» **Problem requirements**: Go through the listing beneath this task and return every line that carries the string "JSON".

» **Data excerpts**:
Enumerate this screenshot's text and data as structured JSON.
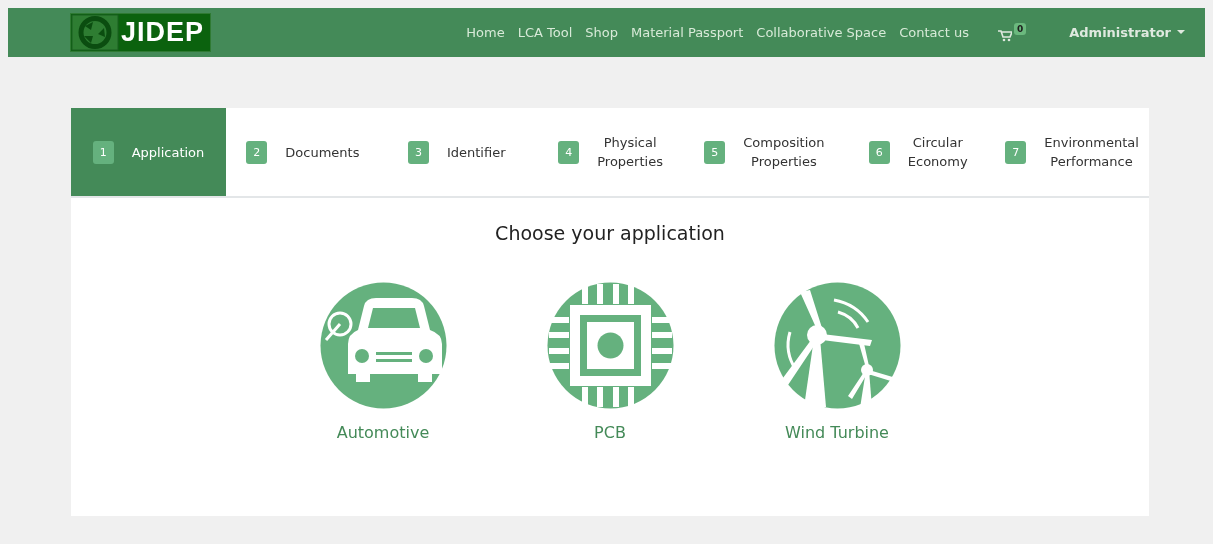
{
  "navbar": {
    "logo": "JIDEP",
    "links": [
      "Home",
      "LCA Tool",
      "Shop",
      "Material Passport",
      "Collaborative Space",
      "Contact us"
    ],
    "cart_count": "0",
    "user": "Administrator"
  },
  "steps": [
    {
      "number": "1",
      "lines": [
        "Application"
      ],
      "selected": true
    },
    {
      "number": "2",
      "lines": [
        "Documents"
      ],
      "selected": false
    },
    {
      "number": "3",
      "lines": [
        "Identifier"
      ],
      "selected": false
    },
    {
      "number": "4",
      "lines": [
        "Physical",
        "Properties"
      ],
      "selected": false
    },
    {
      "number": "5",
      "lines": [
        "Composition",
        "Properties"
      ],
      "selected": false
    },
    {
      "number": "6",
      "lines": [
        "Circular",
        "Economy"
      ],
      "selected": false
    },
    {
      "number": "7",
      "lines": [
        "Environmental",
        "Performance"
      ],
      "selected": false
    }
  ],
  "heading": "Choose your application",
  "applications": [
    {
      "kind": "car",
      "label": "Automotive"
    },
    {
      "kind": "chip",
      "label": "PCB"
    },
    {
      "kind": "turbine",
      "label": "Wind Turbine"
    }
  ]
}
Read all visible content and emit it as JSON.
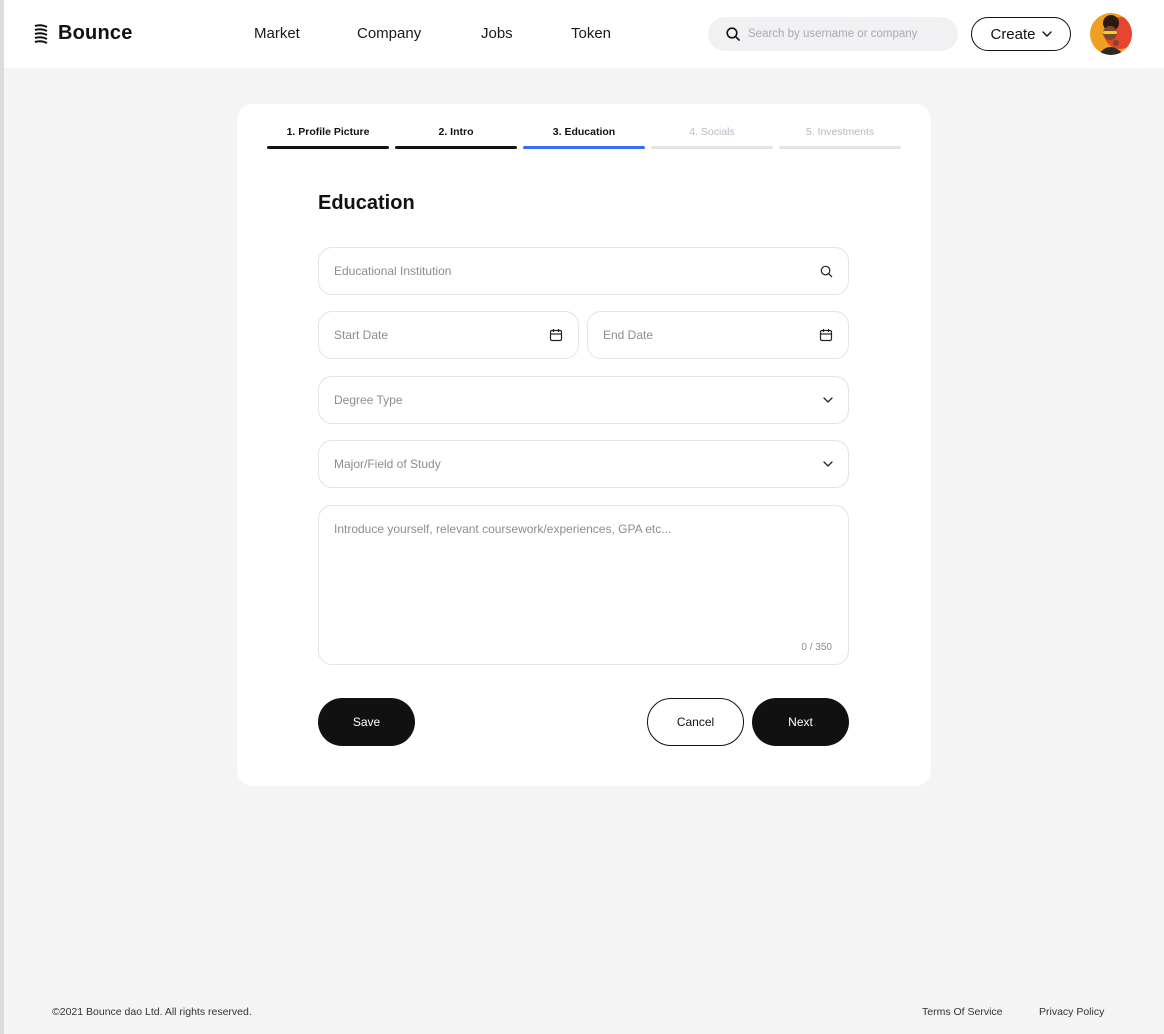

» **Answer for this exercise**:
Enumerate this screenshot's text and data as structured JSON.
Read all visible content and emit it as JSON.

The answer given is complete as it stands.